CA is a 28-year-old single mother who is currently working as a receptionist in an attorney's office. She was actively addicted to heroin between ages 17 and 22 years, when she became pregnant. She entered a methadone(Drug information on methadone) treatment program for pregnant women and after giving birth to her daughter, spent 2 years in a drug-free therapeutic community for women with children. She has been abstinent from street drugs and alcohol(Drug information on alcohol) since that time, and she has completed her degree at a local community college.
Since her pregnancy, CA has had migraine headaches 2 or 3 times per month. Initially, she managed the headaches with over-the-counter medication, but in the past year, the headaches have become more severe. CA discussed the headaches with her family doctor but did not reveal her addiction history. Her physician prescribed hydrocodone(Drug information on hydrocodone), which was ineffective, and then oxycodone(Drug information on oxycodone) and butalbital with codeine(Drug information on codeine). CA began escalating the dosages, asking for early refills, and making frequent visits to the emergency department. She was having headaches almost daily, despite the increased dosages of medication. When a trial of fentanyl(Drug information on fentanyl) patches was not beneficial, CA admitted that she was addicted and told her physician about her addiction history.
She entered a buprenorphine(Drug information on buprenorphine) treatment program under the care of an addiction psychiatrist and was given topiramate(Drug information on topiramate) daily for migraine prophylaxis and sumatriptan(Drug information on sumatriptan) therapy for breakthrough headaches. A structured treatment protocol, including a weekly pain management group, a weekly addiction group, and 3 weekly Narcotics Anonymous meetings, was essential in managing her occasional cravings to take heroin. Her medications were not covered by insurance but were obtained through a prescription assistance program.
In general, the pain treatment regimen for a person recovering from an addiction involves the use of long-acting opioids, such as sustained-release oxycodone, methadone, or buprenorphine, administered on a fixed dosage schedule, with another person holding the medication. Unlike addiction treatment protocols, which usually employ once-daily dosing schedules, methadone and buprenorphine are divided into 2 or 3 daily doses for better pain control. For methadone, dosages can range from 60 to 200 mg or more daily; with buprenorphine, dosages of 4 to 32 mg/d are common.19 In addition, a "rescue" dose of a short-acting opioid such as oxycodone or hydromorphone(Drug information on hydromorphone) may be available, again held by the participating family member or caregiver, with clear guidelines for when it is to be used.

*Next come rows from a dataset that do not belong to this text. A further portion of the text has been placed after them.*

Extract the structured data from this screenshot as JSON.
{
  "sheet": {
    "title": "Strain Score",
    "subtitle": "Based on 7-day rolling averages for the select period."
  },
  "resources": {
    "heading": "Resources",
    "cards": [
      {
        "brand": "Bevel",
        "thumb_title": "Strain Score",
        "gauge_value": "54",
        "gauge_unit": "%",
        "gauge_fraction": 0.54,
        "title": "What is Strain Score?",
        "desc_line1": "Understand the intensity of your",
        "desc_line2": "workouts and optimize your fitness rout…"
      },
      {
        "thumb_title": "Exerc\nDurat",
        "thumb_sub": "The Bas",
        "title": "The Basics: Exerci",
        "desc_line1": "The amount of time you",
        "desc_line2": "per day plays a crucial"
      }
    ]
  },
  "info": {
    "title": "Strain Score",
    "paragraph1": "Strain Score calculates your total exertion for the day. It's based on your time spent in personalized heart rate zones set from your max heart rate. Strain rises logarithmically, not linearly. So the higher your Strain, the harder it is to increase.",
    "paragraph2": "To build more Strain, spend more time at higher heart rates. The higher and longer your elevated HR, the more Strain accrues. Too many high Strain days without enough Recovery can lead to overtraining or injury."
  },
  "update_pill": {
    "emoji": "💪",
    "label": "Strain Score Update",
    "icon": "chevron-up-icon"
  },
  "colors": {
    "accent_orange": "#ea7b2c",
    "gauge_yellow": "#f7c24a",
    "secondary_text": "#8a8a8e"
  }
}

Other aspects of the protocol include the involvement of a single physician who writes prescriptions weekly at first with no refills, until the patient demonstrates his ability to safely adhere to the protocol. As in the nonopioid protocol, all prescriptions are filled at the same pharmacy, and no prescriptions are called in by phone; lost, stolen, or damaged prescriptions or pills are not replaced. Although controlled research to demonstrate the effectiveness of this approach in preventing substance misuse is lacking, more than 75% of pain specialists currently use some form of agreement with their patients with chronic pain.20
Urine drug screening should be done randomly but regularly to determine whether other substances are being ingested and to ensure that prescribed medications are being taken. The current use of illicit substances indicates a need for additional substance abuse treatment for the patient and may predict misuse of opioid pain medications.
When approached as a joint effort between the physician and the patient, a structured treatment plan gives the patient a strong investment in determining his own pain management strategy. Throughout the development of the protocol, it should be emphasized that the purpose of the plan is to provide maximal pain relief while protecting the recovering patient's sobriety against the insidious reactivation of his disease.
In addition to the written agreement and consistent expectations and responses on the part of the treating psychiatrist, all clinical staff need to be trained in both addiction and pain, using experiential (eg, films, group discussions) as well as didactic methods. Staff should be aware that patient behaviors arise from symptoms of their disease; despite their behavior they deserve to be treated with dignity and respect. Since clinicians ask patients to adhere to their treatment agreements, we need to keep our end of the bargain by being kind, patient, forthright, and on time.